Australian unionists are justifiably angry at the death of a worker at the construction site of a desalination plant in South Australia last week. The worker was crushed when a beam slipped from a sling on a crane and crushed him.
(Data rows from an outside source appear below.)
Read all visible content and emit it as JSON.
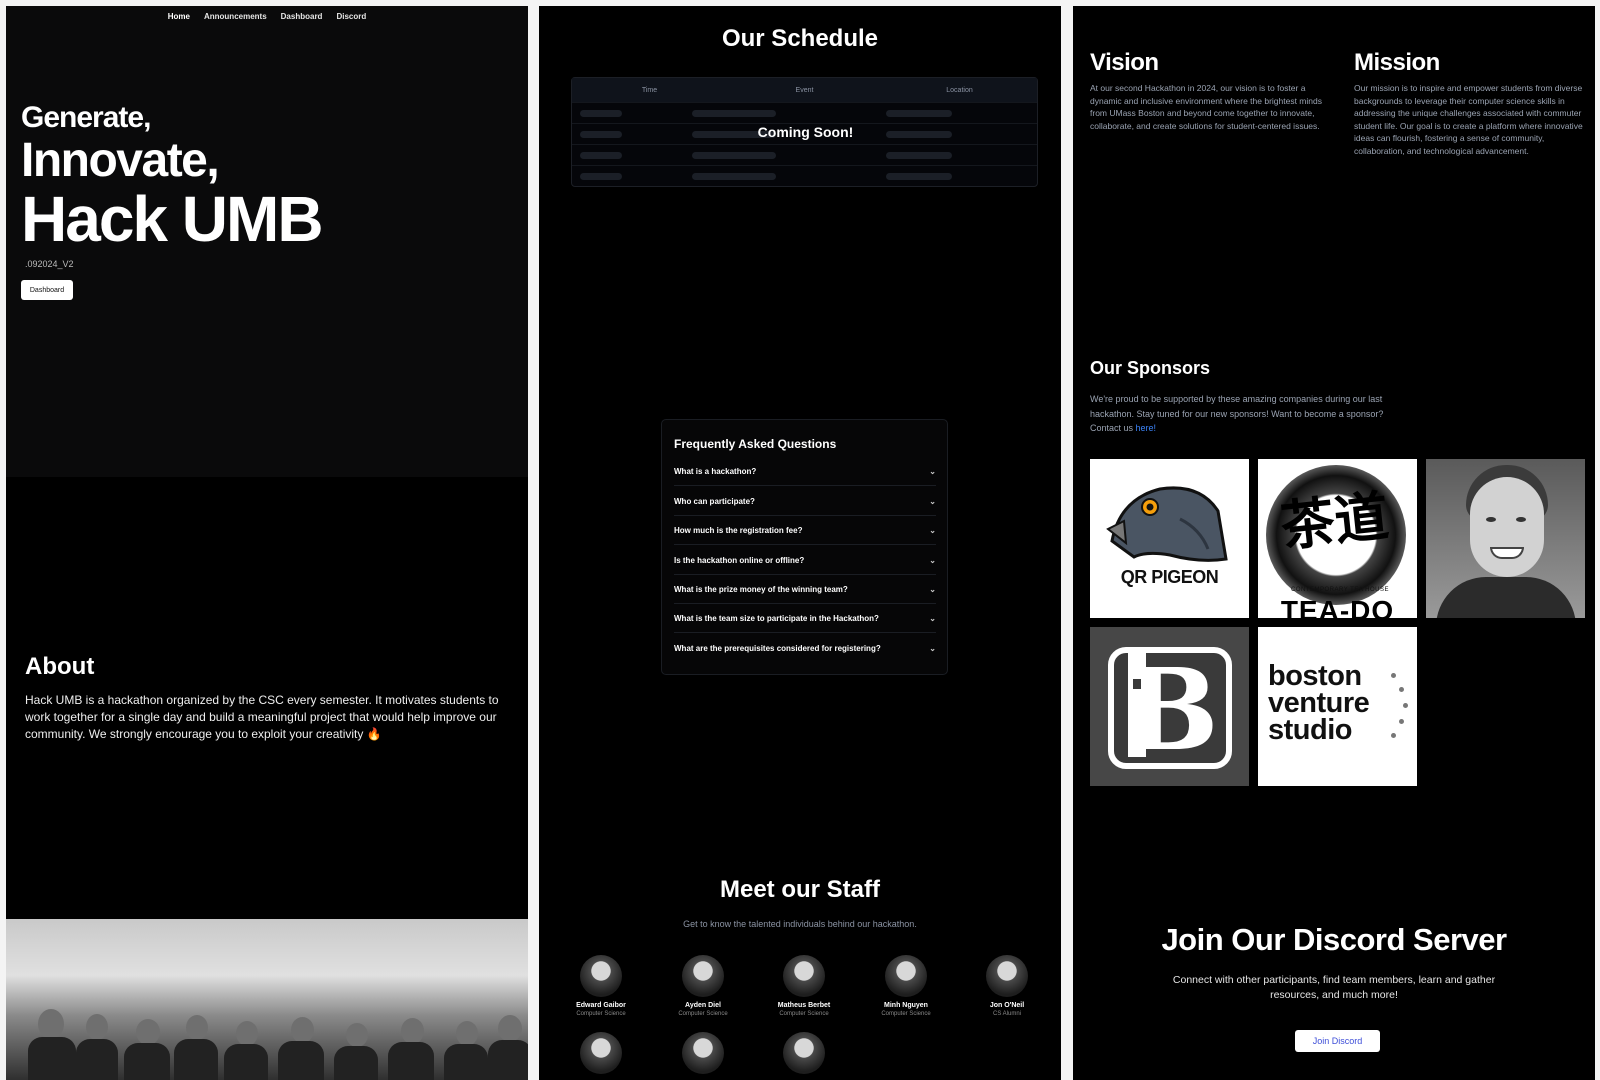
{
  "nav": {
    "items": [
      "Home",
      "Announcements",
      "Dashboard",
      "Discord"
    ]
  },
  "hero": {
    "line1": "Generate,",
    "line2": "Innovate,",
    "line3": "Hack UMB",
    "version": ".092024_V2",
    "dashboard_button": "Dashboard"
  },
  "about": {
    "title": "About",
    "text": "Hack UMB is a hackathon organized by the CSC every semester. It motivates students to work together for a single day and build a meaningful project that would help improve our community. We strongly encourage you to exploit your creativity 🔥"
  },
  "schedule": {
    "title": "Our Schedule",
    "columns": [
      "Time",
      "Event",
      "Location"
    ],
    "overlay": "Coming Soon!"
  },
  "faq": {
    "title": "Frequently Asked Questions",
    "items": [
      "What is a hackathon?",
      "Who can participate?",
      "How much is the registration fee?",
      "Is the hackathon online or offline?",
      "What is the prize money of the winning team?",
      "What is the team size to participate in the Hackathon?",
      "What are the prerequisites considered for registering?"
    ]
  },
  "staff": {
    "title": "Meet our Staff",
    "subtitle": "Get to know the talented individuals behind our hackathon.",
    "members": [
      {
        "name": "Edward Gaibor",
        "role": "Computer Science"
      },
      {
        "name": "Ayden Diel",
        "role": "Computer Science"
      },
      {
        "name": "Matheus Berbet",
        "role": "Computer Science"
      },
      {
        "name": "Minh Nguyen",
        "role": "Computer Science"
      },
      {
        "name": "Jon O'Neil",
        "role": "CS Alumni"
      }
    ]
  },
  "vision": {
    "title": "Vision",
    "text": "At our second Hackathon in 2024, our vision is to foster a dynamic and inclusive environment where the brightest minds from UMass Boston and beyond come together to innovate, collaborate, and create solutions for student-centered issues."
  },
  "mission": {
    "title": "Mission",
    "text": "Our mission is to inspire and empower students from diverse backgrounds to leverage their computer science skills in addressing the unique challenges associated with commuter student life. Our goal is to create a platform where innovative ideas can flourish, fostering a sense of community, collaboration, and technological advancement."
  },
  "sponsors": {
    "title": "Our Sponsors",
    "text": "We're proud to be supported by these amazing companies during our last hackathon. Stay tuned for our new sponsors! Want to become a sponsor? Contact us",
    "link": "here!",
    "logos": {
      "qr_pigeon": "QR PIGEON",
      "teado_small": "CONTEMPORARY TEA HOUSE",
      "teado_big": "TEA-DO",
      "bvs": [
        "boston",
        "venture",
        "studio"
      ]
    }
  },
  "discord": {
    "title": "Join Our Discord Server",
    "text": "Connect with other participants, find team members, learn and gather resources, and much more!",
    "button": "Join Discord"
  },
  "colors": {
    "accent_blue": "#3b82f6",
    "pigeon_eye": "#f59e0b"
  }
}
The soft sling was being used so that the beams would not be scratched according to one report in The Australian newspaper.
It is hard to understand the sacrificing of the safety provided by the standard practice of chains for the aesthetics of the beams.
The media attention on the death is increased due to the incident occurring on a desalination plant site as many oppose the use of desalination plants to ease Australia’s water shortages.
On 17 July 2010 an AAP report included the following quote from the project director of the desalination plant’s operating company, Duncan Whitfield:
“At this time, our main concern is for the welfare of the deceased man’s family and any other personnel involved,” Mr Whitfield said. “This is a horrible tragedy and we will leave no stone unturned in discovering the root cause of the accident to ensure it never occurs again.”
“Root cause” is a phrase that is much bandied around in the aftermath of a workplace incident as it emphasis the importance of the investigation but whose “root cause” will the investigation stop at? In OHS and risk management courses we are encouraged to investigate the “system of work” and to identify “contributory factors” and advised not to look for a root cause. Looking for a root cause can provide too narrow a focus in an investigation.
An investigation is likely to identify an equipment failure or a specific decision that led to the immediate injury but what decisions led to the choice of that particular piece of equipment? If we don’t look at the decisions, the only solution will be to use another or different piece of equipment which will fix the short-term issue but may not lead to prevention of similar occurences.
The project director of the incident above needs to face the prospect that his company’s decisions may have led to the incident as they had control of the workplace and the system of work.
The use of soft slings in the incident above is likely to generate a safety alert by a regulator or the union. But more last changes will come from investigating the decision-making process leading up to the incident.
On 21 July 2010, unions have suggested that painting over any scratches on a beam from chain use is a safer option, thereby eliminating the hazard altogether.